As a young artist, realism had always seemed to be the pinnacle of good portraiture to me. That is, until I saw the work of Nicolai Fechin.
The way Fechin chose to focus on certain features, while letting other elements completely fade away into obscurity, was unlike anything I had ever seen. Fechin was one of the first artists I was introduced to that showed me what a simple pencil could do. How less could be more, and how what you choose NOT to draw can be just as important as what you choose to include.
Although Nicolai Fechin was also a prolific painter, it is still his pencil work that speaks to me the most.
Nicolai Ivanovich Fechin (1881 – 1955) was a Russian-American painter best known for his portraits and works featuring Native Americans.
Classically trained at the Imperial Academy of Arts in St. Petersburg, Russia,
Fechin graduated with highest marks and won that year’s traveling scholarship, the ‘Prix de Rome’. After his travels he returned to his native Kazan, where he taught and painted for a time.

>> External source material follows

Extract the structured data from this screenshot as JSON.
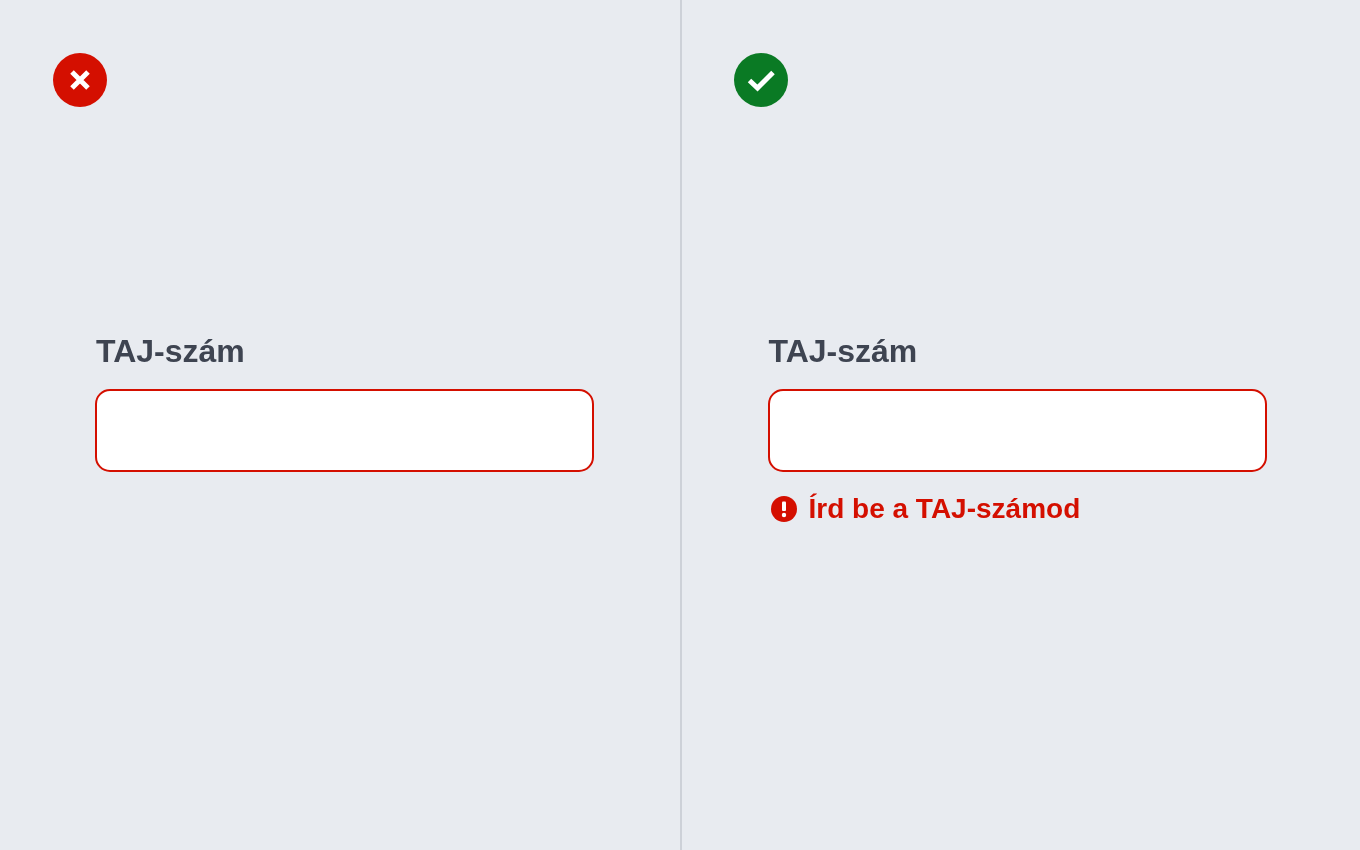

He exhibited his first work in the United States in 1910 in an international exhibition in Pittsburgh, Pennsylvania. After immigrating with his family to New York in 1923 and working there for a few years, Fechin developed tuberculosis and moved West for a drier climate. He and his family settled in Taos, New Mexico. It was there where he became fascinated by Native Americans and the landscape. These subjects became the focus of his work for the remainder of his life. After leaving Taos in 1933, Fechin eventually settled in southern California, where he resided until his death in 1955.